NC Law to Legalize (and Encourage) Fracking Advances
In contrast to closed-minded Vermont (see this MDN story), North Carolina and its Democrat governor are also considering adopting new legislation with regard to hydraulic fracturing—but North Carolina’s legislation would make fracking legal, not ban it.
The state’s debate over fracking resumed Wednesday with the advance of a bill that would legalize the natural gas mining method within two years in this state, giving agency officials until 2014 to come up with provisions to protect the public health and the environment.
The bill, sponsored by Republican Sen. Bob Rucho of Mecklenburg County, is controversial even within the Republican-dominated legislature. It will compete for votes against a more moderate approach expected from Sen. Mitch Gillespie, a McDowell County Republican who favors greater public safeguards.
The fracking legislation was recommended Wednesday by the Legislative Research Commission to be introduced in the state legislature for a vote this summer.

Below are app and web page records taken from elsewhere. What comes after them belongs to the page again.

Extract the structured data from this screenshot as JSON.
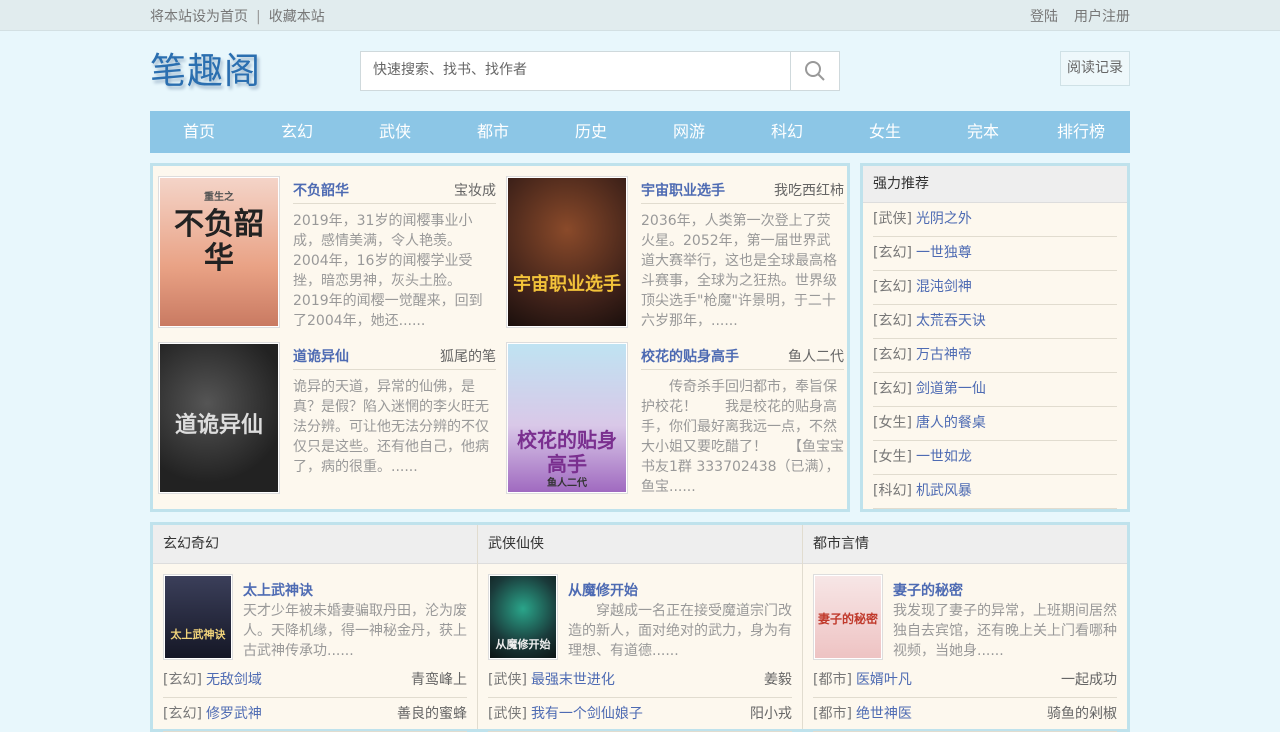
{
  "topbar": {
    "set_home": "将本站设为首页",
    "separator": "|",
    "bookmark": "收藏本站",
    "login": "登陆",
    "register": "用户注册"
  },
  "header": {
    "logo": "笔趣阁",
    "search_placeholder": "快速搜索、找书、找作者",
    "history": "阅读记录"
  },
  "nav": [
    "首页",
    "玄幻",
    "武侠",
    "都市",
    "历史",
    "网游",
    "科幻",
    "女生",
    "完本",
    "排行榜"
  ],
  "featured": [
    {
      "title": "不负韶华",
      "author": "宝妆成",
      "desc": "2019年，31岁的闻樱事业小成，感情美满，令人艳羡。2004年，16岁的闻樱学业受挫，暗恋男神，灰头土脸。2019年的闻樱一觉醒来，回到了2004年，她还......",
      "cover_text": "不负韶华",
      "cover_sub": "重生之"
    },
    {
      "title": "宇宙职业选手",
      "author": "我吃西红柿",
      "desc": "2036年，人类第一次登上了荧火星。2052年，第一届世界武道大赛举行，这也是全球最高格斗赛事，全球为之狂热。世界级顶尖选手\"枪魔\"许景明，于二十六岁那年，......",
      "cover_text": "宇宙职业选手",
      "cover_sub": ""
    },
    {
      "title": "道诡异仙",
      "author": "狐尾的笔",
      "desc": "诡异的天道，异常的仙佛，是真？是假？陷入迷惘的李火旺无法分辨。可让他无法分辨的不仅仅只是这些。还有他自己，他病了，病的很重。......",
      "cover_text": "道诡异仙",
      "cover_sub": ""
    },
    {
      "title": "校花的贴身高手",
      "author": "鱼人二代",
      "desc": "　　传奇杀手回归都市，奉旨保护校花！　　我是校花的贴身高手，你们最好离我远一点，不然大小姐又要吃醋了！　　【鱼宝宝书友1群 333702438（已满），鱼宝......",
      "cover_text": "校花的贴身高手",
      "cover_sub": "鱼人二代"
    }
  ],
  "recommend": {
    "title": "强力推荐",
    "items": [
      {
        "cat": "[武侠]",
        "name": "光阴之外"
      },
      {
        "cat": "[玄幻]",
        "name": "一世独尊"
      },
      {
        "cat": "[玄幻]",
        "name": "混沌剑神"
      },
      {
        "cat": "[玄幻]",
        "name": "太荒吞天诀"
      },
      {
        "cat": "[玄幻]",
        "name": "万古神帝"
      },
      {
        "cat": "[玄幻]",
        "name": "剑道第一仙"
      },
      {
        "cat": "[女生]",
        "name": "唐人的餐桌"
      },
      {
        "cat": "[女生]",
        "name": "一世如龙"
      },
      {
        "cat": "[科幻]",
        "name": "机武风暴"
      }
    ]
  },
  "columns": [
    {
      "title": "玄幻奇幻",
      "book": {
        "title": "太上武神诀",
        "desc": "天才少年被未婚妻骗取丹田，沦为废人。天降机缘，得一神秘金丹，获上古武神传承功......",
        "cover_text": "太上武神诀"
      },
      "list": [
        {
          "cat": "[玄幻]",
          "name": "无敌剑域",
          "author": "青鸾峰上"
        },
        {
          "cat": "[玄幻]",
          "name": "修罗武神",
          "author": "善良的蜜蜂"
        }
      ]
    },
    {
      "title": "武侠仙侠",
      "book": {
        "title": "从魔修开始",
        "desc": "　　穿越成一名正在接受魔道宗门改造的新人，面对绝对的武力，身为有理想、有道德......",
        "cover_text": "从魔修开始"
      },
      "list": [
        {
          "cat": "[武侠]",
          "name": "最强末世进化",
          "author": "姜毅"
        },
        {
          "cat": "[武侠]",
          "name": "我有一个剑仙娘子",
          "author": "阳小戎"
        }
      ]
    },
    {
      "title": "都市言情",
      "book": {
        "title": "妻子的秘密",
        "desc": "我发现了妻子的异常，上班期间居然独自去宾馆，还有晚上关上门看哪种视频，当她身......",
        "cover_text": "妻子的秘密"
      },
      "list": [
        {
          "cat": "[都市]",
          "name": "医婿叶凡",
          "author": "一起成功"
        },
        {
          "cat": "[都市]",
          "name": "绝世神医",
          "author": "骑鱼的剁椒"
        }
      ]
    }
  ]
}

After the commission’s recommendation, Rucho assured that his bill could be modified to exceed the 2014 deadline by a year, if necessary, to create regulations to safely govern fracking in this state.
“You know the King James Bible?” Rucho said, spreading his thumb and index finger to indicate the Scripture’s thickness. “The regulations are going to be nine books high.”
Rucho has said that comprehensive energy legislation is important for North Carolina’s economy and that fracking can be done in an environmentally responsible way.
In recent months Gov. Bev Perdue has come out in favor of fracking, as has the N.C. Department of Environment and Natural Resources, both with the caveat that strict regulations would be needed to limit well shaft blowouts, chemical spills, drinking water contamination and other risks that have been the subject of complaints and agency fines in other states.
DENR recently issued a 484-page report on fracking with hundreds of recommendations, among them that energy companies disclose the chemicals they inject into wells.
Rucho’s bill would create a new agency, the N.C. Oil and Gas Board, to oversee fracking and write regulations.
As written, his bill would prohibit local city or county governments from passing ordinances that would ban fracking. Such ordinances in other states have resulted in lawsuits between energy companies and local governments.*
*Charlotte (NC) Observer (May 17, 2012) – Controversial fracking bill advances